The persistent data store is optional; by default it is not enabled, and %store is just a normal hash whose values are cleared on each request. (Which means that sessions and caches do not store data beyond the current request.) If the persistent store is enabled (see the docs for ExSite::Store) you automatically get the benefit of file caching, database caching, and sessions. You do not need to interact directly with %store to gain these features; ExSite manages that on your behalf.

Items can be placed in the store with an expiry time (which can be 0 for no limit). Items past their expiry time are automatically purged from the store.


The %msg hash is a simple Internationalization facility. By default it simply echoes its key back as a value. If you have a language other than English defined as your default language, however, then it will attempt to return an appropriate translation of the key instead. By this means, a line such as:
    print $msg{'Hello World'};

will print out the ``Hello World'' message in whatever language the system is defined to use (assuming that an appropriate dictionary is installed).

Setup and Configuration Routines


This routine attempts to set the various server configuration parameters (ie. file paths and machine names) automatically, by inferring them from the server environment. It works for simple system configurations, but may get confused by unusual server setups. In the latter case, disable autoconfiguration by setting server.auto = 0 in your configuration file. You will then need to specify the various server parameters manually.

Warning: auto-configuration may fail when testing CGI programs from the command line for testing/debugging purposes, because it may infer different paths than the web server uses. If you need to have correct configuration, then either hard-code your configurations in exsite.conf, or set some environment variables on your command line to resemble the server environment. The following environment variables are used for auto-configuration: DOCUMENT_ROOT, SCRIPT_NAME, SCRIPT_FILENAME, HTTPS, HTTP_HOST.

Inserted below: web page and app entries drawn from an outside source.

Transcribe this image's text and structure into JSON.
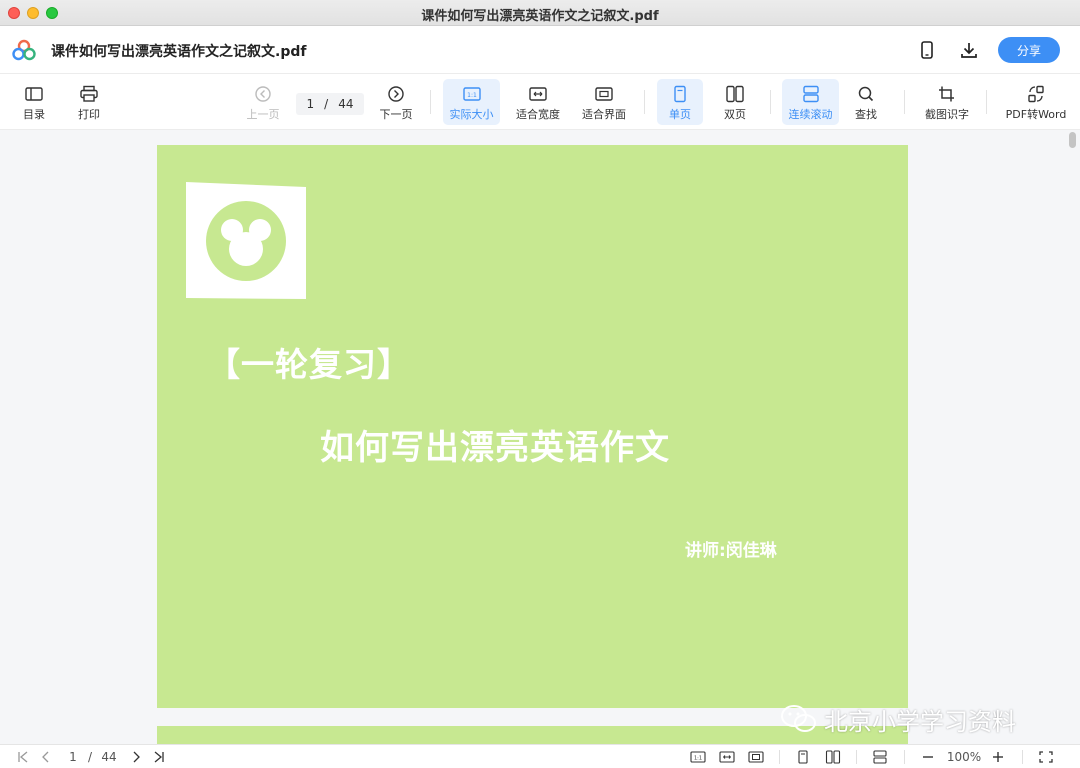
{
  "window": {
    "title": "课件如何写出漂亮英语作文之记叙文.pdf"
  },
  "header": {
    "doc_title": "课件如何写出漂亮英语作文之记叙文.pdf",
    "share_label": "分享"
  },
  "toolbar": {
    "toc": "目录",
    "print": "打印",
    "prev_page": "上一页",
    "current_page": "1",
    "page_sep": "/",
    "total_pages": "44",
    "next_page": "下一页",
    "actual_size": "实际大小",
    "fit_width": "适合宽度",
    "fit_window": "适合界面",
    "single_page": "单页",
    "double_page": "双页",
    "continuous_scroll": "连续滚动",
    "find": "查找",
    "screenshot_ocr": "截图识字",
    "pdf_to_word": "PDF转Word"
  },
  "document": {
    "heading": "【一轮复习】",
    "title": "如何写出漂亮英语作文",
    "speaker": "讲师:闵佳琳",
    "page_color": "#c7e891"
  },
  "watermark": {
    "text": "北京小学学习资料"
  },
  "statusbar": {
    "current_page": "1",
    "page_sep": "/",
    "total_pages": "44",
    "zoom": "100%"
  },
  "colors": {
    "accent": "#3d8ff5",
    "page_bg": "#c7e891"
  }
}
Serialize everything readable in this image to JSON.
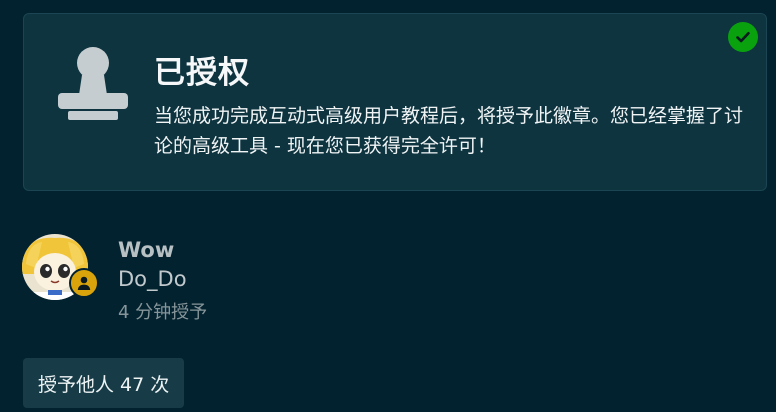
{
  "badge": {
    "title": "已授权",
    "description": "当您成功完成互动式高级用户教程后，将授予此徽章。您已经掌握了讨论的高级工具 - 现在您已获得完全许可！",
    "icon": "stamp-icon",
    "status_icon": "checkmark-icon",
    "colors": {
      "card_bg": "#0e3440",
      "check": "#0aa10f"
    }
  },
  "grant": {
    "user_name": "Wow",
    "user_handle": "Do_Do",
    "time": "4 分钟授予",
    "flair_icon": "user-icon"
  },
  "others": {
    "label": "授予他人 47 次"
  }
}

This routine loads configuration values from files. By default it looks for ``exsite.conf'' files in the conf, ExSite and . directories. An alternate filename can be given. By default configuration values are read straight into the root of %config, but a starting key can be given, eg. &read_exsite_conf("MyModule.conf","MyModule") will read the values in MyModule.conf into $config{MyModule}{...}.

Configuration files contain parameters and values, separated by ``='' (with any amount of whitespace around the ``=''. Values extend from the first non-whitespace character after the ``='', to the end of line. Simple parameters are placed directly into %config's keys. Parameters of the form ``a.b.c'' are stored as $config{a}{b}{c}. Config array references can be created using ``+='' to set the values in the array.

Example exsite.conf settings:

    trim_whitespace = 0
    db_ops.new.url = append.cgi


This routine configures ExSite, and performs any local initializations. This routine is called automatically at the start of all generic CGI scripts, and should be called by custom scripts as well.

Local initialization can be done in &myConfig::my_exsite_init, which is called automatically from here.


Call this at the end of every ExSite program to ensure that files, caches, sessions, etc. are properly flushed.


There are a handful of global objects that ExSite commonly works with. The most common are the primary database object, and the current page being constructed. These are normally stored in %share to make them available to all components.

You can use get_obj() to fetch a predefined object safely. That is, it will return the predefined object if it exists, and it will create the object if it does not exist.


my $db = &get_obj('DB');


Handlers allow plug ins or other subsystems to register special business logic that should take precedence over the default logic in certain cases.

The ExSite base system has to do this in a few cases for its content management tables, which have their own logic that differs from the generic database handling. Otherwise, it is expected that most handlers will be site-specific (registered in myConfig::my_handlers() ) or plug-in-specific (registered from the plug-in module in Modules/).